Far more significant is that Death and Life itself was the product of a Rockefeller Foundation grant. Was Jacobs, who got her career started writing propaganda for the Office of War Information, controlled opposition? And how important were her connections when it came to facing off against Moses?
Whatever the case may be, the movie got me thinking about Jacobs’s legacy. Although Death and Life is revered in architecture and urbanist circles, how much actual impact has it had on our built environment? She certainly influenced the New Urbanist movement, but they’ve had a very limited (and very controversial) effect. Although her object was to take down the architectural orthodoxy, she may have defeated Moses the man but Moses-like thinking still abounds in architecture and city planning. The starchitect — the bold visionary who will transform how the plebs live, if only they’ll conform to his/her vision — is the reigning conception of how we understand architects. If you don’t believe me, just watch the Bjarke Ingels episode of the Netflix series “Abstract,” where every line of fortune cookie gibberish that comes out of Ingels’s mouth is treated like a profound insight.
Jacobs, who died in 2006, was herself incorrect about her legacy. After Death and Life she wrote six more books which mainly focused on economics. “If I were to be remembered as a really important thinker of the century, the most important thing I’ve contributed is my discussion of what makes economic expansion happen. This is something that has puzzled people always. I think I’ve figured out what it is,” she said. Her economic ideas have been discredited across the orthodox spectrum which, depending on your perspective, may or may not be a point in her favor.
- Marisa Tomei is the voice of Jacobs in the documentary and she sounds bizarrely robotic, like she’s imitating a Speak & Spell.
- Le Corbusier comes in for some criticism, which is always welcome, even though Robert A.M. Stern defends him a little bit. There’s a funny cut where the movie goes from an image of Corbu to one of Philip Johnson and they look exactly the same. Anyone not familiar with them would be forgiven for thinking they were the same person. And lest anyone forget, Corbu was a fascist and Johnson was a Nazi.

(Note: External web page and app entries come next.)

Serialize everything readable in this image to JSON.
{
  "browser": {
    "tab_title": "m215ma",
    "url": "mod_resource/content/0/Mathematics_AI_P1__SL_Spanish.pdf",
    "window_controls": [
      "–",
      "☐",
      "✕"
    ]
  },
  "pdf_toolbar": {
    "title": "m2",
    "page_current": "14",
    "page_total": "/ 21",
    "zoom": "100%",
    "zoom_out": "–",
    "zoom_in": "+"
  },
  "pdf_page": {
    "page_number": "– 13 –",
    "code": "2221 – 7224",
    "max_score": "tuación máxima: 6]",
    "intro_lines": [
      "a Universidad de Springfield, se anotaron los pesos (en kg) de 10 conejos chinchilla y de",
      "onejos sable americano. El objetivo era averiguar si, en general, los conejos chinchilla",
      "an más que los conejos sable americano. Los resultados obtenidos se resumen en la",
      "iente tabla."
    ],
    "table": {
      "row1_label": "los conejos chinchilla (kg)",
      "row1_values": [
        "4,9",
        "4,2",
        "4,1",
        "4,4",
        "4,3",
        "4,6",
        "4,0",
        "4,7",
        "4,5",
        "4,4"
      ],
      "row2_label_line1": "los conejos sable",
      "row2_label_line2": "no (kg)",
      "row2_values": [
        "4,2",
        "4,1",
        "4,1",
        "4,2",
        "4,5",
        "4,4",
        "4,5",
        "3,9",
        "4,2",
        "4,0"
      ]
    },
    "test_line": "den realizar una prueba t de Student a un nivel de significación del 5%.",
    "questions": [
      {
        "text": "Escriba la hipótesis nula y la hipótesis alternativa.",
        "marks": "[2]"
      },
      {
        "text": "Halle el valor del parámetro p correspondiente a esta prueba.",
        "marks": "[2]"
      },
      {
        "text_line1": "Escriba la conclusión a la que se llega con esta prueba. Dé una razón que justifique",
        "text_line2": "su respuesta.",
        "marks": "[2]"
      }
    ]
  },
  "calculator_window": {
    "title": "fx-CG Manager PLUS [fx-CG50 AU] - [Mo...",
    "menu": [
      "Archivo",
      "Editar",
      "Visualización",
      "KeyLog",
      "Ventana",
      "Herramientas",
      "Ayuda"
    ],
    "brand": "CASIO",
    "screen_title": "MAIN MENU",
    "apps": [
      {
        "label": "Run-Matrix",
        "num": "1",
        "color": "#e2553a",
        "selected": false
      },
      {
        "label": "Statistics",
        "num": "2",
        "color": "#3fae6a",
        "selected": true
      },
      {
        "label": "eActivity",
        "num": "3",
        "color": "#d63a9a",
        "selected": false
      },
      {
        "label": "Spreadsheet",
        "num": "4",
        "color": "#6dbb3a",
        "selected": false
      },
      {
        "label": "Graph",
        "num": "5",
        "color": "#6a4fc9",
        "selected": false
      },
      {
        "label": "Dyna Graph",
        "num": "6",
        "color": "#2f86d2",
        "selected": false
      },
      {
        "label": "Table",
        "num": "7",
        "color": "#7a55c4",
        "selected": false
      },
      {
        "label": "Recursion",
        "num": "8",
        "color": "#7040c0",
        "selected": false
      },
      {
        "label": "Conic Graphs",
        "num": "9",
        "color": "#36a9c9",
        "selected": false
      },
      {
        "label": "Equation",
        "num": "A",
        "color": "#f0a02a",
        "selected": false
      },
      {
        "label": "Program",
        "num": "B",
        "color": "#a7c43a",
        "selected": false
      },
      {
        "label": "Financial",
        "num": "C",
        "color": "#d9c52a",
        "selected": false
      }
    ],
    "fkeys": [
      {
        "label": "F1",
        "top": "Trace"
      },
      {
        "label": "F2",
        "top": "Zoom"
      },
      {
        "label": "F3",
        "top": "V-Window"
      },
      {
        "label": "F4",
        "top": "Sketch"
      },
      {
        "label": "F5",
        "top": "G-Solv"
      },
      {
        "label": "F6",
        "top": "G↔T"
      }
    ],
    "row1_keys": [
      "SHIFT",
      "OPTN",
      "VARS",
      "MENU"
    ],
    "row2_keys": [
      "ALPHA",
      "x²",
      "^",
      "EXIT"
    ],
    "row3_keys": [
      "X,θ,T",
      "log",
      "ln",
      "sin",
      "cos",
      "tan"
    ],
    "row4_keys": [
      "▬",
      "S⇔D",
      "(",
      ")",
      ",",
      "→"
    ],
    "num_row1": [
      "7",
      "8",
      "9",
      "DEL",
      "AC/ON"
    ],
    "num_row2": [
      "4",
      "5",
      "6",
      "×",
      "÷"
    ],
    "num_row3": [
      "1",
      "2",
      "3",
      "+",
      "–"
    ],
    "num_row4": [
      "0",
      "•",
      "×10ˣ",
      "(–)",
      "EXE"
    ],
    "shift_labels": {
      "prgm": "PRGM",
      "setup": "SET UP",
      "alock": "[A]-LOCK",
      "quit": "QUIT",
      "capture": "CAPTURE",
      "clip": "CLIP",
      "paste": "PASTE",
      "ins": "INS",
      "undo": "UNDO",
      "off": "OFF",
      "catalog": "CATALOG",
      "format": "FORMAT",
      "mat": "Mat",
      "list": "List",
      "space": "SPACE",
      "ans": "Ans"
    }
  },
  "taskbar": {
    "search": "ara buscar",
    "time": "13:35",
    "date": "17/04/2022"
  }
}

- While discussing the proposed Lower Manhattan Expressway, Tyrnauer digs up archival footage of residents speaking out against the project. One of which is a female resident of Little Italy, a woman in her 20s. “What effect to you think [the expressway] will have on the neighborhood itself?” asks the interviewer. She responds, “It will destroy the neighborhood! One of the few neighborhoods a woman can go down the streets at night and be safe! And the women know it, and I know it! Two, three o’clock in the morning and the men are sitting in the cafes watching you, taking care of you. They want to build up neighborhoods like this. They say, ‘Let’s get back to the old, safe neighborhoods.’ This is it!” I laughed out loud. Sure, she was basically talking about the Mob protecting her, but can you imagine a woman saying such a thing nowadays?
- Back in his magazine days, Tyrnauer profiled Frank Gehry.
- More on the neighborhood destroyed by the Rockefellers.
- Paleo Retiree and I wrote up our thoughts on the latest iteration of the WTC here and here.
- Felix Salmon also notices that Jacobs may have won the battle but she lost the war.
- Seth Roberts was one of the few people influenced by Jacobs’s economic ideas.
- My review of Jeremiah Moss’s recent book on NYC’s era of hyper-gentrification.